[Aim of the exercise] State the number of lines in these records holding "JSON". Say nothing more.

______________________________

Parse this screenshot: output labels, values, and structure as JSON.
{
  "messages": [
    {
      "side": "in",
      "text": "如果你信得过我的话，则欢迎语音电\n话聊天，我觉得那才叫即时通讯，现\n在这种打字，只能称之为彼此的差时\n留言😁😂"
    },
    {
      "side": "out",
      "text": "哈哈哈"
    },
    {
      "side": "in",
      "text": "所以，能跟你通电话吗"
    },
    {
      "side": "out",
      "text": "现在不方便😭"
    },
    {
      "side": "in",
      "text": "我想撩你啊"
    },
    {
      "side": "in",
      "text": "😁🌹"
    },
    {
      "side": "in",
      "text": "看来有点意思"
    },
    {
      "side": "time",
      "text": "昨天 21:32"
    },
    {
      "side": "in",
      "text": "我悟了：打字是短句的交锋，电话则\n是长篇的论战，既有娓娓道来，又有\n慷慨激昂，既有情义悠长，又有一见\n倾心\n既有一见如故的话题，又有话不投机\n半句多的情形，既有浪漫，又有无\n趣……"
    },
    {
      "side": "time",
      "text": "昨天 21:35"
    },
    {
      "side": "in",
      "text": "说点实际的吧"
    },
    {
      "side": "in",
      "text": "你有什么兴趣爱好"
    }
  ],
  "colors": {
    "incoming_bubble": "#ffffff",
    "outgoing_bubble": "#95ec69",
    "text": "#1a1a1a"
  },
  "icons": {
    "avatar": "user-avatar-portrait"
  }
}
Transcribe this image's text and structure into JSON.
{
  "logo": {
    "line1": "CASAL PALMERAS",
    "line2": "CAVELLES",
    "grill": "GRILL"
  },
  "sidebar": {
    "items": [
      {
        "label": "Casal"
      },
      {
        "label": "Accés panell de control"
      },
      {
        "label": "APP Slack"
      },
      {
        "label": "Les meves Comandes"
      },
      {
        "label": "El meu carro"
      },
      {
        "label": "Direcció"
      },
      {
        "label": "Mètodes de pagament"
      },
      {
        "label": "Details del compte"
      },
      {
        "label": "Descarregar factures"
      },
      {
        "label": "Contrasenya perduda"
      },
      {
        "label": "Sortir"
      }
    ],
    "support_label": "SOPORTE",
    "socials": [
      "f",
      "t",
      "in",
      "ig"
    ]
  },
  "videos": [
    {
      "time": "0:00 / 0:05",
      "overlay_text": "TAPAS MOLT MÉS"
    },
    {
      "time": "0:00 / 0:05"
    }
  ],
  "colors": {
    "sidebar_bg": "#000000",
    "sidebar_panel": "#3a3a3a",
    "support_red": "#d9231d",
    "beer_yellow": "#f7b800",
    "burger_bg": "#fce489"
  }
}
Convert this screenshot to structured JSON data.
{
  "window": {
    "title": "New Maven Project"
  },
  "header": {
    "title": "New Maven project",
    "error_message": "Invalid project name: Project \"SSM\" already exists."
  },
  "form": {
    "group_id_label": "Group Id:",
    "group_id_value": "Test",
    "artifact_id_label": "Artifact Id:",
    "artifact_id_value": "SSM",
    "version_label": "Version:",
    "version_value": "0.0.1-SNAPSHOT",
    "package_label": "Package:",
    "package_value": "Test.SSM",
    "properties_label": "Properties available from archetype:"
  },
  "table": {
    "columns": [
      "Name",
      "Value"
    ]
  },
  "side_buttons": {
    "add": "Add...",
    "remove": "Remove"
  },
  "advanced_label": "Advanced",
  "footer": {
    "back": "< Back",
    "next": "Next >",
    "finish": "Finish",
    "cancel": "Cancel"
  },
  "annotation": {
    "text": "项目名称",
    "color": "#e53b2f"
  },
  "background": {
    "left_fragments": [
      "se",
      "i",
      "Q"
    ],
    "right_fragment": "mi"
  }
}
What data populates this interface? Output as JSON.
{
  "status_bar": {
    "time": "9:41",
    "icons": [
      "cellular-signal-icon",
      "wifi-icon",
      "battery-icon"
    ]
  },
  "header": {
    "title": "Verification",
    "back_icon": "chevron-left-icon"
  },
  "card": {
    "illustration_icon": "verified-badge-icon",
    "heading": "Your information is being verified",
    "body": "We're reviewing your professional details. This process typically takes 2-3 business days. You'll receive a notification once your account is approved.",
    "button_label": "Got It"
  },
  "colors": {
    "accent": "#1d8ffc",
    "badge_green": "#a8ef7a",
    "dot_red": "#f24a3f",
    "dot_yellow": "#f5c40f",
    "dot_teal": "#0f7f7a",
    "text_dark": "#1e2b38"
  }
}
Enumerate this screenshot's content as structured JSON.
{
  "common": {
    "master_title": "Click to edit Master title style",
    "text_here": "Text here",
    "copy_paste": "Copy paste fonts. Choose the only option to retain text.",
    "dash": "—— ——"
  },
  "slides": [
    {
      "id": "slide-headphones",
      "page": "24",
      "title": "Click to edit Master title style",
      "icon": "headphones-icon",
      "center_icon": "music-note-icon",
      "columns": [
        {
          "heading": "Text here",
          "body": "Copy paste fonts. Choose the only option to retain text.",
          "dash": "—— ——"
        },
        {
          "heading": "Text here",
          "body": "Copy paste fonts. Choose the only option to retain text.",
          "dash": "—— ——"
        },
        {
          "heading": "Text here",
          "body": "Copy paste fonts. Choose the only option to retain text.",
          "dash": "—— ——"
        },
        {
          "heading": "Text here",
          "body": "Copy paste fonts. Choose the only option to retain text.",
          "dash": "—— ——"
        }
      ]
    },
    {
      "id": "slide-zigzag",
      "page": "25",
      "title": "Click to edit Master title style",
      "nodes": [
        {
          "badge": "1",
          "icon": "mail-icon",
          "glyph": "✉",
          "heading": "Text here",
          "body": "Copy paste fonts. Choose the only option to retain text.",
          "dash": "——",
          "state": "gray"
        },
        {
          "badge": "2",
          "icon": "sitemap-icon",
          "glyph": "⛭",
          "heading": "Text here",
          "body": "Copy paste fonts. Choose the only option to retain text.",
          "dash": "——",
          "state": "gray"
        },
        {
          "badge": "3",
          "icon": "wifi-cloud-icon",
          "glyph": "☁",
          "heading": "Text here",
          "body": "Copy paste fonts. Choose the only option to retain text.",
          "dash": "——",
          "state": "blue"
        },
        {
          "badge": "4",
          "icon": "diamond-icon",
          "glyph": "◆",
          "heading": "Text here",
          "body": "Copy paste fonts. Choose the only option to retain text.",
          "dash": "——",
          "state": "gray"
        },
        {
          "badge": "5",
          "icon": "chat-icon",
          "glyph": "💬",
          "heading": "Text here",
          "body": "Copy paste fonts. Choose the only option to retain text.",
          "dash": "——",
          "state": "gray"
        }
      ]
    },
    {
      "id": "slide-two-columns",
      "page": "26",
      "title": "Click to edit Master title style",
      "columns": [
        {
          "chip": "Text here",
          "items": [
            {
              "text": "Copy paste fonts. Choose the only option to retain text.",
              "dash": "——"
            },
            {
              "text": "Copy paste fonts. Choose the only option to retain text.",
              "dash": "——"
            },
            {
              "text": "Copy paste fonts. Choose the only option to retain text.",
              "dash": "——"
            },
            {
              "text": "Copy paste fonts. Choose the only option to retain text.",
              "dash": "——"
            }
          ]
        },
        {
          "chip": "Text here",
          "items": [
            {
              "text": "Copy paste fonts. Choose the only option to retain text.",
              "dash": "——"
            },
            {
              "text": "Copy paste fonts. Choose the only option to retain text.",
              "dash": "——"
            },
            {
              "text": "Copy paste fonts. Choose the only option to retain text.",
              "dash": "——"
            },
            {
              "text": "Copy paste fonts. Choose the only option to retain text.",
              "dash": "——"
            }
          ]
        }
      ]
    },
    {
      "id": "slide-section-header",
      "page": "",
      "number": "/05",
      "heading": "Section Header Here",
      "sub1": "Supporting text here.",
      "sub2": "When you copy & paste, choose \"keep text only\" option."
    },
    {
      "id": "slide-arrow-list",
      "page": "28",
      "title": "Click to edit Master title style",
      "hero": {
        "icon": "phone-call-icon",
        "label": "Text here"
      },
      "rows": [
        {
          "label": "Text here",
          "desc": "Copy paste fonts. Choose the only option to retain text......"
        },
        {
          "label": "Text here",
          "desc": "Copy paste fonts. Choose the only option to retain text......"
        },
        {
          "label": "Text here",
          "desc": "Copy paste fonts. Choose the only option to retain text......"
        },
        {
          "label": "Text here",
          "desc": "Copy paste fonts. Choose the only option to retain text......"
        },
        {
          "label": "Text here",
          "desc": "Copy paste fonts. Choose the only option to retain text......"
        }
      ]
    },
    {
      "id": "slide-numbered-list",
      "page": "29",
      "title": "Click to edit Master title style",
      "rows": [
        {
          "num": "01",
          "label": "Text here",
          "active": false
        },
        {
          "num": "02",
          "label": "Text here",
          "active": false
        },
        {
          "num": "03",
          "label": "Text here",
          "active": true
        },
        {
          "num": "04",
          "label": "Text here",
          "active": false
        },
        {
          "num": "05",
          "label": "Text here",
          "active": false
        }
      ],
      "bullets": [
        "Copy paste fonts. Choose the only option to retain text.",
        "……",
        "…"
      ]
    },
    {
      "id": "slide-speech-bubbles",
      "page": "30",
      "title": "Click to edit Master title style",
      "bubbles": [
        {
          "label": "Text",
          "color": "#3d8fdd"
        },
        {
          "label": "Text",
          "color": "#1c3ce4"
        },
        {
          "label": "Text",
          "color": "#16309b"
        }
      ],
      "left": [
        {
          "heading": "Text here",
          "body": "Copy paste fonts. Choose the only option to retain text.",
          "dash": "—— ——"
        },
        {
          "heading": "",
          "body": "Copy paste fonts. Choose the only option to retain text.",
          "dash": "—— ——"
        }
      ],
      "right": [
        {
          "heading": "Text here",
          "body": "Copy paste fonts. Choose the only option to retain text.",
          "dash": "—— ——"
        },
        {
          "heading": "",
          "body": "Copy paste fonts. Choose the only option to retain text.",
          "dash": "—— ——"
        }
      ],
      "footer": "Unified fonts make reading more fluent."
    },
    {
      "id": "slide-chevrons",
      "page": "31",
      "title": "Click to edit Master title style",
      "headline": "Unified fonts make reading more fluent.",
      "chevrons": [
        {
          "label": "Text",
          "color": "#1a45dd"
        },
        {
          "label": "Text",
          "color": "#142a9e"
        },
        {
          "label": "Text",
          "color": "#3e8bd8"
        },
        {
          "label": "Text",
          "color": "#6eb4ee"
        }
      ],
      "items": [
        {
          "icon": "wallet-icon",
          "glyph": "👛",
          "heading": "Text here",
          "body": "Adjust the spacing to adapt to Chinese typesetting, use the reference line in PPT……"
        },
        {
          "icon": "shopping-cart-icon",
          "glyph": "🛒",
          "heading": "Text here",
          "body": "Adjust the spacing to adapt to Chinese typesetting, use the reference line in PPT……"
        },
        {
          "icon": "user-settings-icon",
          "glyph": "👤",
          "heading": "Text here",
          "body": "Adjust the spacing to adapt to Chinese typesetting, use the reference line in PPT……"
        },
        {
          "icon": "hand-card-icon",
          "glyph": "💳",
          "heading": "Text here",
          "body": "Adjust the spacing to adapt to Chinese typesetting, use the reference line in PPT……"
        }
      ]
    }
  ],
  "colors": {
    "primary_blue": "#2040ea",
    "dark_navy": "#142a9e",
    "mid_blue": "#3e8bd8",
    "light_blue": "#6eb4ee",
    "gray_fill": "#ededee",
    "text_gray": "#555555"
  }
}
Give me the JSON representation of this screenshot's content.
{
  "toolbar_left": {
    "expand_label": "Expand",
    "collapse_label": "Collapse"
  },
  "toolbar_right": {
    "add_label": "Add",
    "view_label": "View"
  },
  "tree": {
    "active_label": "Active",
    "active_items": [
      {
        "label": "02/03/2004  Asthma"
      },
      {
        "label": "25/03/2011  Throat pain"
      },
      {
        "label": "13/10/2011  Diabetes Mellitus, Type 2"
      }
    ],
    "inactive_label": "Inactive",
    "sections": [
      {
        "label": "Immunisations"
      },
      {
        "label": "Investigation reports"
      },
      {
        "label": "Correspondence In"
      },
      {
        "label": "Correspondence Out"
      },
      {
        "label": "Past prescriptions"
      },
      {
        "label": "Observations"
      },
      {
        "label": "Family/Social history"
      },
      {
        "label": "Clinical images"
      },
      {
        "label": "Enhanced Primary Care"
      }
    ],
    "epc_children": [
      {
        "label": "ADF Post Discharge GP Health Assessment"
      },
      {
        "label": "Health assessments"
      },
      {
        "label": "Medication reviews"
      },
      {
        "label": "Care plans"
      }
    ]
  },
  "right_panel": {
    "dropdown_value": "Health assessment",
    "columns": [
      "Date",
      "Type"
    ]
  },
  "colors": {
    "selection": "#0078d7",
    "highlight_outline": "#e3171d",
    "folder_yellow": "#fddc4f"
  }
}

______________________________

[Response area] 6